▶ PROBLEM STATEMENT
Please copy each line in the records below that contains the string "JSON".

▶ RECORDS PROVIDED
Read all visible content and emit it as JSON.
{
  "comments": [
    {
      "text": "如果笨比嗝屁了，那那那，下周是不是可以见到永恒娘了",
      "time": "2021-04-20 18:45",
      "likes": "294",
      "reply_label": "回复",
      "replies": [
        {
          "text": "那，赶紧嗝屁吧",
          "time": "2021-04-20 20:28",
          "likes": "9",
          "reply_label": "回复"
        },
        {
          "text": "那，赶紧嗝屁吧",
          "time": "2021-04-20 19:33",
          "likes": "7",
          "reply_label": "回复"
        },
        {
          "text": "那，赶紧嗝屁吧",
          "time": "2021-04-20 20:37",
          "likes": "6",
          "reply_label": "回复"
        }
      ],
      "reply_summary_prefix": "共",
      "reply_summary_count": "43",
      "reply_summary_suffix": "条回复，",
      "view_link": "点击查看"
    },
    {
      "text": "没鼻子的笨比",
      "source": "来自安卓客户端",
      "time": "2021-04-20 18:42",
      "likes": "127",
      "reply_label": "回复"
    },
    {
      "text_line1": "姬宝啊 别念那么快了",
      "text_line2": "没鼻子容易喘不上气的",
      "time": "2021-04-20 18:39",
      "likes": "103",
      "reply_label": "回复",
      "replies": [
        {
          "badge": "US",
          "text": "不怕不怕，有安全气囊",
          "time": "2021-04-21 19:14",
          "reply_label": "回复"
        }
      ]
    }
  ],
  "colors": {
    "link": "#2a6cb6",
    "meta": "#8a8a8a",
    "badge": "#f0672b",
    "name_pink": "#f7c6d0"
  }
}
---
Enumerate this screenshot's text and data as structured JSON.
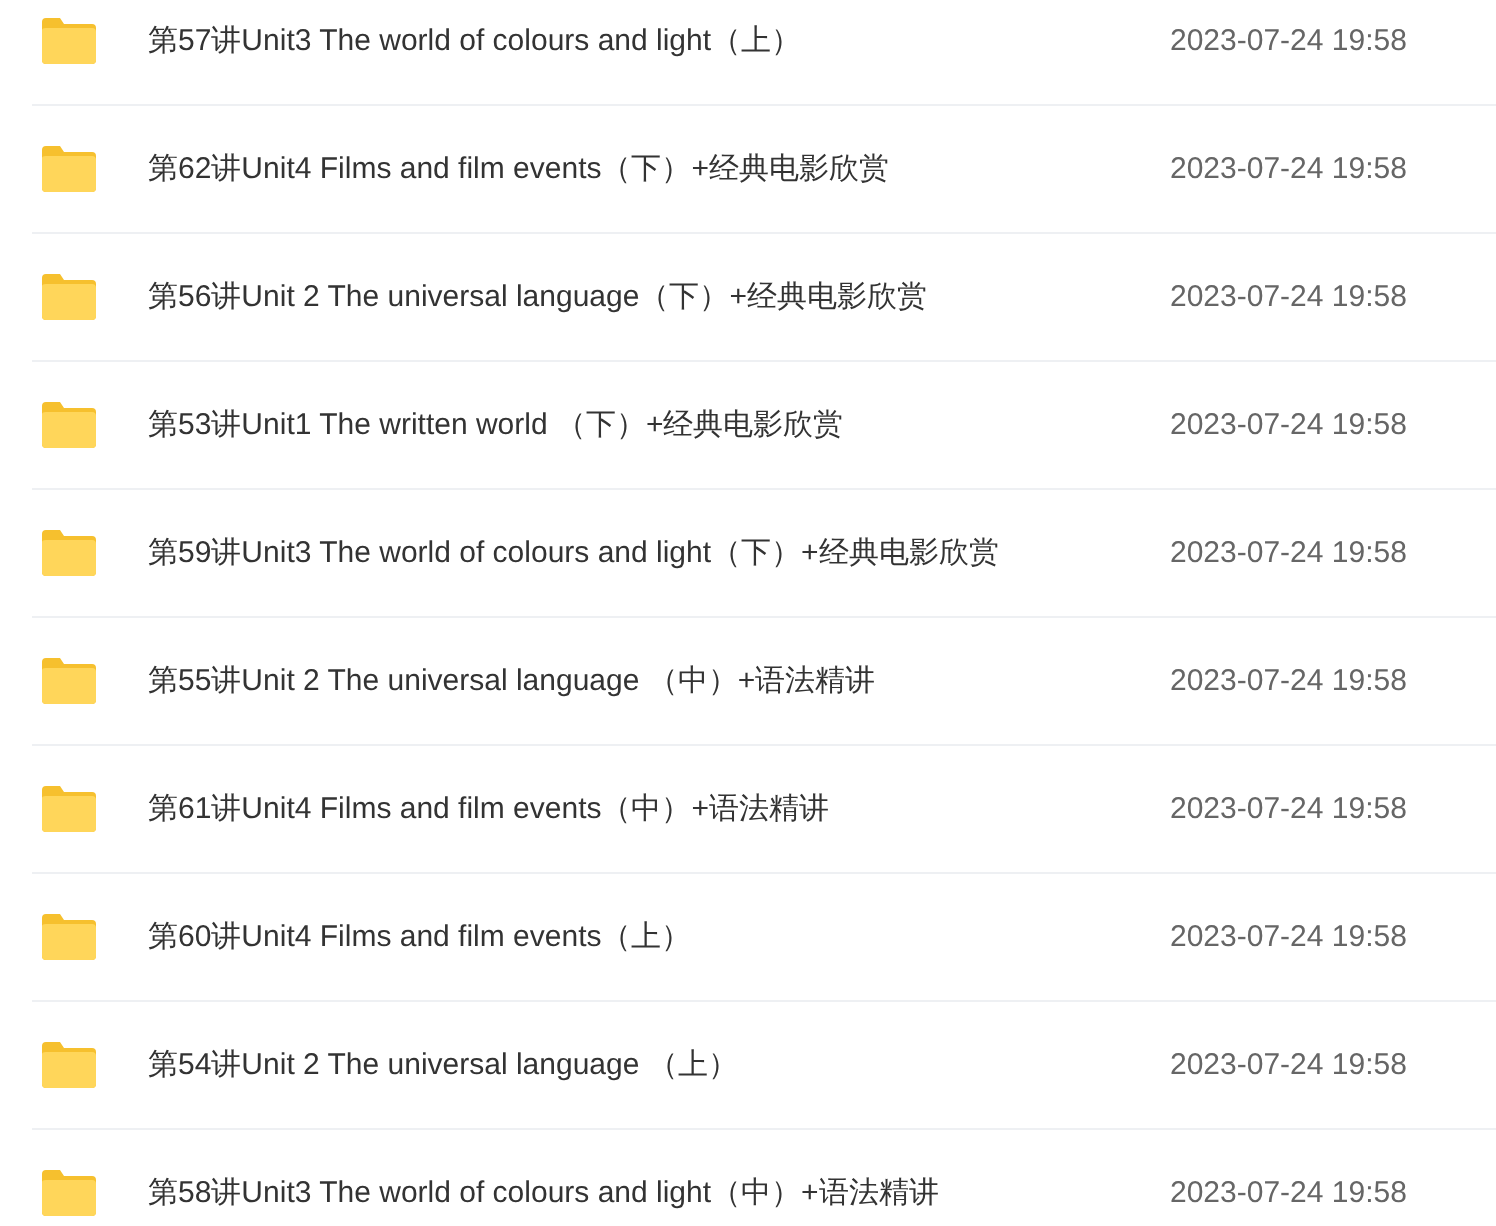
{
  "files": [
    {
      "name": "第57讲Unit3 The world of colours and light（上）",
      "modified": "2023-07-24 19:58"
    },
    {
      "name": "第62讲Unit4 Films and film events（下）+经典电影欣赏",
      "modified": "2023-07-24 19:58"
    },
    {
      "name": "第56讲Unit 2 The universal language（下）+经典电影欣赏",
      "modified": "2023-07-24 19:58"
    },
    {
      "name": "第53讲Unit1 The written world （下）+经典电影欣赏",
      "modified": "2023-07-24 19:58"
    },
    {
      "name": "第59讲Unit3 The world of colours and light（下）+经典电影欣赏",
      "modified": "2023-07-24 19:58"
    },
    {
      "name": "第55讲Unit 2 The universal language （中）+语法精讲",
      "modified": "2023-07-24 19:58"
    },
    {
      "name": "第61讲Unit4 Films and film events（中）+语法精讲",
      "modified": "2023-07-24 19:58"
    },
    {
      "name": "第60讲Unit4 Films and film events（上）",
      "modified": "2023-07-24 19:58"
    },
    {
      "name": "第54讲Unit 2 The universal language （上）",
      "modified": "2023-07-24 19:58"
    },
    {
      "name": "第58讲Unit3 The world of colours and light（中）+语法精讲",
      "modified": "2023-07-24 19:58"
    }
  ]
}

▶ TASK RESULT
Read all visible content and emit it as JSON.
Enumerate this screenshot's text and data as structured JSON.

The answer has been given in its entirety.